Therefore, “…[if] the Department believes that certain aspects of the report are not suitable for immediate public release, we ask that you provide that information to Congress, along with your reasoning for withholding the information from the public, in order for us to judge the appropriateness of any redactions for ourselves.”

Specifically addressing comments by Deputy Attorney General Rod Rosenstein concerning the agency’s reluctance to release materials on individuals who are not under indictment, the committee chairpersons wrote, “Finally, although we recognize the policy of the Department to remain sensitive to the privacy and reputation interests of individuals who will not face criminal charges, we feel that it is necessary to address the particular danger of withholding evidence of misconduct by President Trump from the relevant committees.”

They concluded with a strong demand—stating that, “If the Special Counsel has reason to believe that the President has engaged in criminal or other serious misconduct, then the President must be subject to accountability either in a court or to the Congress.

“But because the Department has taken the position that a sitting President is immune from indictment and prosecution,” the chairpersons said, “Congress could be the only institution currently situated to act on evidence of the President’s misconduct.  To maintain that a sitting president cannot be indicted, and then to withhold evidence of wrongdoing from Congress because the President will not be charged, is to convert Department policy into the means for a cover-up.  The President is not above the law.”

Research contact: @HouseIntel

Interior designer offers prefab “room in a box” concept

February 25, 2019

Today, everything—from underwear to eyeglasses to hair growth plans to meals—is being marketed in boxes that are available online by subscription.
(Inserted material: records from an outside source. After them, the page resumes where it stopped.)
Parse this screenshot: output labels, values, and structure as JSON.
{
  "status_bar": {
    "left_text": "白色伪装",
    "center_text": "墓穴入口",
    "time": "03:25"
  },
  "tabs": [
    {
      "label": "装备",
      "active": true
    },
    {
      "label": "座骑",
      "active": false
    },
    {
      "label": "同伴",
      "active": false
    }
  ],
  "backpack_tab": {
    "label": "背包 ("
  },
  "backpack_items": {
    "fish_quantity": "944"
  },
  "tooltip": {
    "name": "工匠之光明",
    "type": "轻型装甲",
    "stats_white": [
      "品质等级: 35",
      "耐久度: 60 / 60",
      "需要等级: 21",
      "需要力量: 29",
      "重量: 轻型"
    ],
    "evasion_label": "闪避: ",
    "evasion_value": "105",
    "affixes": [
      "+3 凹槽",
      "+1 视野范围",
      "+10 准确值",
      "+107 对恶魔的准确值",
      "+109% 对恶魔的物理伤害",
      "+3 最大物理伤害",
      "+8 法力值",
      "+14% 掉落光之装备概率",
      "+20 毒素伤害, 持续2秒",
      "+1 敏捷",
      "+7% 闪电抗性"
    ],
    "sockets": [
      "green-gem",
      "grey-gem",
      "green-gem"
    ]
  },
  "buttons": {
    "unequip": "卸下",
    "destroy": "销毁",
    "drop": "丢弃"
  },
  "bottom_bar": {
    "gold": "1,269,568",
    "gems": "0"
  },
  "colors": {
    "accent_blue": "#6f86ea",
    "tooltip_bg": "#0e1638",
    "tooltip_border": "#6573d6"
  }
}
Now, eminent interior designer Leta Austin Foster is capitalizing on the same trend.

Foster announced on February 21 that her studio—based in both New York City and Palm Beach—has begun offering an innovative “room in a box” concept called PREtty FABulous Rooms (PREFAB).

According to her release, “The room for purchase movement and the ability to use online design services when ordering a sofa or table have been taken to the next level with Foster’s concept. She produces fully furnished rooms that include details and finishes available in custom interior design work.”

Each finished room comprises American-made furniture and beautiful fabrics from top brands such as Quadrille and Sister Parish, with accents from Oomph and Mecox Gardens, and carpets by Stark to complete the look. Designs may include a mix of cherished antiques, vintage finds, or modern elements to express a client’s personal style. Floor plans and installation are provided.

This is how the PREFAB concept works: Upon inquiry, the client supplies dimensions of their space. The PREFAB team produces a floor plan and advises on any needed additions, such as blinds or another sofa. The client clears the space to provide an empty room prior to installation, and the completely furnished room is then delivered by truck anywhere in the nation via white glove service. All currently available rooms may be viewed and purchased on the website at prettyfabulousrooms.com.

Research contact: info@prettyfabulousrooms.com